**Problem description:** Write the records out again, unchanged.

Source records section start

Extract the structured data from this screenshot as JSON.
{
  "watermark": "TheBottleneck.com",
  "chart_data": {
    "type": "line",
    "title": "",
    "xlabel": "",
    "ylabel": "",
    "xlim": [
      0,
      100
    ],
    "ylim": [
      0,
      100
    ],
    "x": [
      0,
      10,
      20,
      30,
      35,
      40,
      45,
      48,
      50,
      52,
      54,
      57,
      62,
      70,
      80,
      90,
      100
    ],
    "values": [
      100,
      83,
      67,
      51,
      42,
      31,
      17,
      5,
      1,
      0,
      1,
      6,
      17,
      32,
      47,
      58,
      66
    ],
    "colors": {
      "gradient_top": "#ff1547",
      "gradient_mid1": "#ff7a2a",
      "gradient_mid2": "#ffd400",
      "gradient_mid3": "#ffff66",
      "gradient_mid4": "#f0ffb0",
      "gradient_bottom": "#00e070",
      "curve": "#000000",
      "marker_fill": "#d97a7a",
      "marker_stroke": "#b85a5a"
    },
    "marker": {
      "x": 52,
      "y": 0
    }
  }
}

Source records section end

**Response to this exercise:**
Extract the structured data from this screenshot as JSON.
{
  "watermark": "TheBottleneck.com",
  "chart_data": {
    "type": "line",
    "title": "",
    "xlabel": "",
    "ylabel": "",
    "xlim": [
      0,
      100
    ],
    "ylim": [
      0,
      100
    ],
    "x": [
      0,
      10,
      20,
      30,
      35,
      40,
      45,
      48,
      50,
      52,
      54,
      57,
      62,
      70,
      80,
      90,
      100
    ],
    "values": [
      100,
      83,
      67,
      51,
      42,
      31,
      17,
      5,
      1,
      0,
      1,
      6,
      17,
      32,
      47,
      58,
      66
    ],
    "colors": {
      "gradient_top": "#ff1547",
      "gradient_mid1": "#ff7a2a",
      "gradient_mid2": "#ffd400",
      "gradient_mid3": "#ffff66",
      "gradient_mid4": "#f0ffb0",
      "gradient_bottom": "#00e070",
      "curve": "#000000",
      "marker_fill": "#d97a7a",
      "marker_stroke": "#b85a5a"
    },
    "marker": {
      "x": 52,
      "y": 0
    }
  }
}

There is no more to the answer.